My gran used to have a cross stitch with the words, “Do not choose for anyone what you do not choose for yourself.” She also had a wooden spoon that read, “You’re never too old to spoon,” though, despite repeated insistence, no one would ever explain what this meant.

This was virtue signalling in the days before the internet: a fine, upstanding wall hanging and the wink of a light sense of humour.

Now, instead of lining the walls of our homes with hints to our characters, we line our virtual walls with signs of our virtue.

Mandatory emoting, the new status symbol, involves, for example, changing your Facebook profile picture to the rainbow flag during Gay Pride. Currently, if you’re in the right, that is to say, on the left, you’ll have I Welcome Refugees across the bottom of your photograph.

A hangover of the referendum campaign is small 45 symbols in the corner of peoples’ avatars, semaphore for the fact independence supporters are in the virtuous minority of those who wished for a better future for Scotland.

There’s a type of competitive linguistics that goes alongside this: posts will be sure to say refugees instead of migrants. They’ll express a belief in the NHS. They will slap down any sniff of conservative sentiment.

Facebook, it was just announced, is to introduce a new “dislike” button to match the “like” button for statuses.

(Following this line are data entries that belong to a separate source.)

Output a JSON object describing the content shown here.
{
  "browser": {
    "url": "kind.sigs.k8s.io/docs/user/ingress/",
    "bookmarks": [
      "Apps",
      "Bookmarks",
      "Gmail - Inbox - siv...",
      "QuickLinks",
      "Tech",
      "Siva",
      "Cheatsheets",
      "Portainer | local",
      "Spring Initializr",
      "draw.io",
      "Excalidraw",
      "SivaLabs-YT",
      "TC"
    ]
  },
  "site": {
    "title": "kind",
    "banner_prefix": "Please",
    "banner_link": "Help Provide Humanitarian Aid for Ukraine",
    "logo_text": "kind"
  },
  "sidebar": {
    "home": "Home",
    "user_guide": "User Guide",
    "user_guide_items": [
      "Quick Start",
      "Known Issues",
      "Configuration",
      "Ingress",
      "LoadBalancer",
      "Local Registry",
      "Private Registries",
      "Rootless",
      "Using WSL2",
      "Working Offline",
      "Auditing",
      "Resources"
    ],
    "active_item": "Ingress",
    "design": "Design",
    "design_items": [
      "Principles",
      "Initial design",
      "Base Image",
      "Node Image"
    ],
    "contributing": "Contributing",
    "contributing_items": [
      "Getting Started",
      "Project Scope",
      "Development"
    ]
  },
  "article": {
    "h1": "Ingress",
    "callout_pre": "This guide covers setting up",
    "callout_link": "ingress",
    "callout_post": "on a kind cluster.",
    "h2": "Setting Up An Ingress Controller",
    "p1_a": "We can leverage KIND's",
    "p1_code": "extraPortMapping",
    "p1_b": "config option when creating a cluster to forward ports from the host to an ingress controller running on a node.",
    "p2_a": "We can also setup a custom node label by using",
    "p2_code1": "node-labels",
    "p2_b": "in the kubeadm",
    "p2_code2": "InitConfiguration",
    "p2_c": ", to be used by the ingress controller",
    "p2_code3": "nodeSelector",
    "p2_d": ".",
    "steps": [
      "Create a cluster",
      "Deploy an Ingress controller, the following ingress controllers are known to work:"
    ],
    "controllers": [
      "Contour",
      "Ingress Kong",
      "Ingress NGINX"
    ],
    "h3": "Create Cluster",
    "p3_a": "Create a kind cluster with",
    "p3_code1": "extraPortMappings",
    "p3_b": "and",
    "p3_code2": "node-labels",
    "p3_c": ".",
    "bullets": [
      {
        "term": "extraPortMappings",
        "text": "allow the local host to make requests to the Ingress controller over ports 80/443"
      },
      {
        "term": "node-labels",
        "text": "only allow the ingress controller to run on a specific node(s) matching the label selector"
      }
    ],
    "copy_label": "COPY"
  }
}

It’s going to be a “quick way to emote”. “Not every moment,” Mark Zuckerberg, the company’s founder, says, “is a good moment.” It’s a virtue signaller’s heaven. You don’t need to fuss about with pasting twibbons on your profile picture, you don’t have to agonise over the correct semantics of the politically correct, liberal status updates. You just click. Click to dislike David Cameron’s visit to your local shopping centre. Click to dislike Kezia Dugdale’s latest policy announcement.

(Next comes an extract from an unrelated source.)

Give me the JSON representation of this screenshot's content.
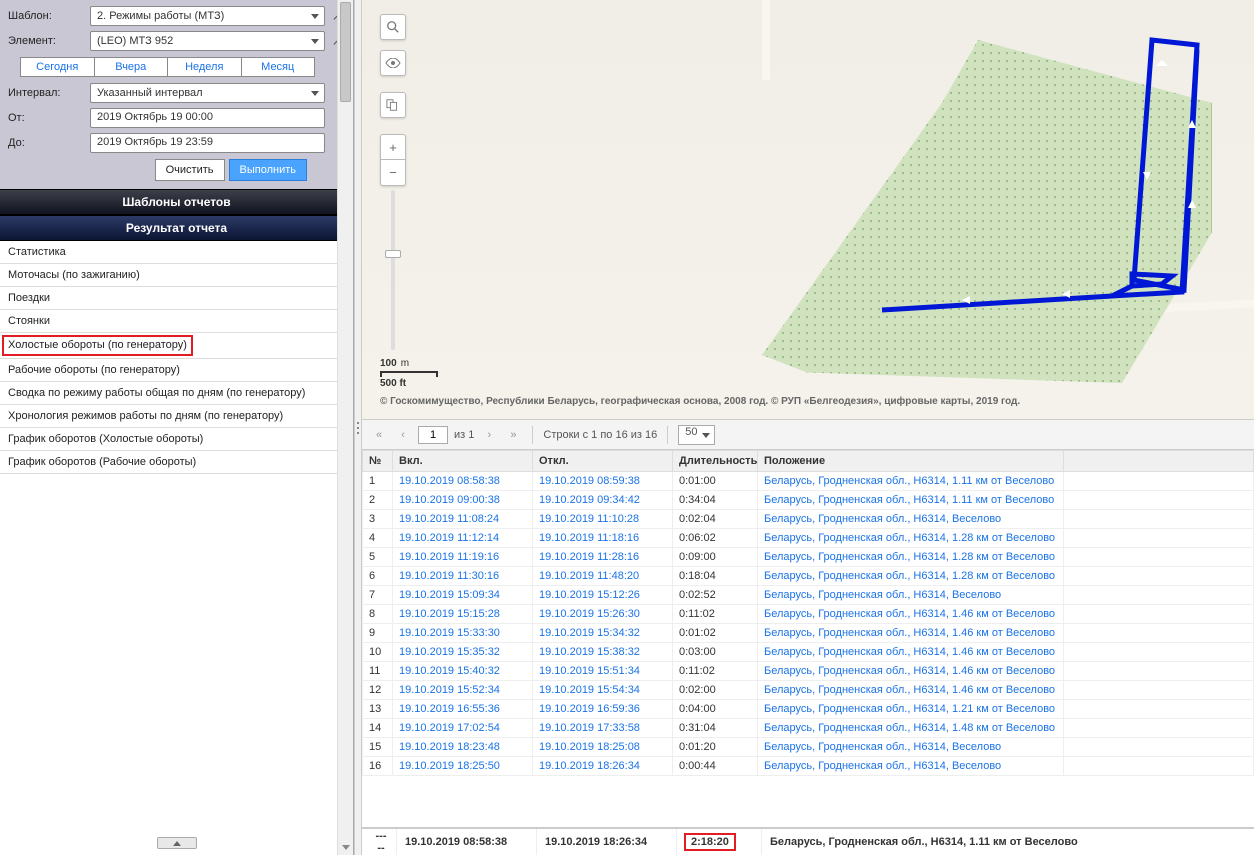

The charge of virtue-signalling is a lazy tool of those on the right to condemn the left as woolly-thinking and naïve when they have run out of comebacks when under attack for their desire to cut benefits or shrink the welfare state or send their children to private school.

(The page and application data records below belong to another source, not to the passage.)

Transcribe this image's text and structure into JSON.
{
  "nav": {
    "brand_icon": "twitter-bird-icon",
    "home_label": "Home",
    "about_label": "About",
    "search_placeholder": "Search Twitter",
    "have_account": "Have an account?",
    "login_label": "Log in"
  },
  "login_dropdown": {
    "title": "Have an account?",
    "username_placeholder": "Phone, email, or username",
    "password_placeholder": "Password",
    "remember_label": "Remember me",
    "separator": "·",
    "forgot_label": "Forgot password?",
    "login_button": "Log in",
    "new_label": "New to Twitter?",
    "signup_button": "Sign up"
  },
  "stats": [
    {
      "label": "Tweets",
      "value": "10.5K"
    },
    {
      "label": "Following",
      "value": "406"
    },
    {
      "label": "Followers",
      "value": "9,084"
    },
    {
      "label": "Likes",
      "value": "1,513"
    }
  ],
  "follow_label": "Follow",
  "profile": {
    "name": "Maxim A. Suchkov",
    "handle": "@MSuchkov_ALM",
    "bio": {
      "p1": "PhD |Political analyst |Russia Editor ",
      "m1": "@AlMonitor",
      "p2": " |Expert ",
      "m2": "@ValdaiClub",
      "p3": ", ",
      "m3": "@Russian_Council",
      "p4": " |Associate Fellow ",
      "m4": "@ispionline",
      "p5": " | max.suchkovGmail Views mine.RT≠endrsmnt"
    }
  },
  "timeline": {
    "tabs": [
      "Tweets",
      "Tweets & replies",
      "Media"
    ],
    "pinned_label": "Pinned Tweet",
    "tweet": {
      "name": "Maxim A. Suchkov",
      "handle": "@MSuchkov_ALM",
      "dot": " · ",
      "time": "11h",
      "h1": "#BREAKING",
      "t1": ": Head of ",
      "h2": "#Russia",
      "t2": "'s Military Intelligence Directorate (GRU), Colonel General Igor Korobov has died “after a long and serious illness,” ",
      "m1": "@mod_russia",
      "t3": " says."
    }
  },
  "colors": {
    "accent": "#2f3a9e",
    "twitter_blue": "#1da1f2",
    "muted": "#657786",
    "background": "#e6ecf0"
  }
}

But I wonder if there isn’t something in it. How many of those who sent their profile pictures rainbow coloured marched in the Pride march? How many who Welcome Refugees would welcome a refugee into their spare room? How can you have open debate when people feel the need to join opinion gangs?

Bite-sized is becoming button-sized. Button-sized emotions and button-sized reactions. It’s so easy to publicise what you stand for without standing up.

Britain is now opening its doors to more Syrian refugees because people marched, not because they clicked. Because they wrote letters of support, not because they changed their profile picture.

At the same time, there’s much to be said for online campaigns: the Ice Bucket Challenge, which raised millions of pounds and dollars for a variety of charities, is a great example of that.

It’s not all sofa-based slacktivism, however. Social media also makes it easy to publicise ones good works: zip-sliding the Clyde? You’ll get a shower of likes for that. Abseiling the Forth Rail Bridge? Let everyone know. Social media allows ease of fundraising, publicity and the warm glow of appreciation from those around you for the people who want to take their right-thinking and make it right-doing.

At least a desire to be seen to be in the virtuous social media circle helps make Facebook and Twitter nicer places to be. With the amount of digital harassment and trolling happening online, competitive virtue is a salve.

It's how to spill online goodwill into offline action, is the challenge. Maybe Zuckerberg can develop a button for that.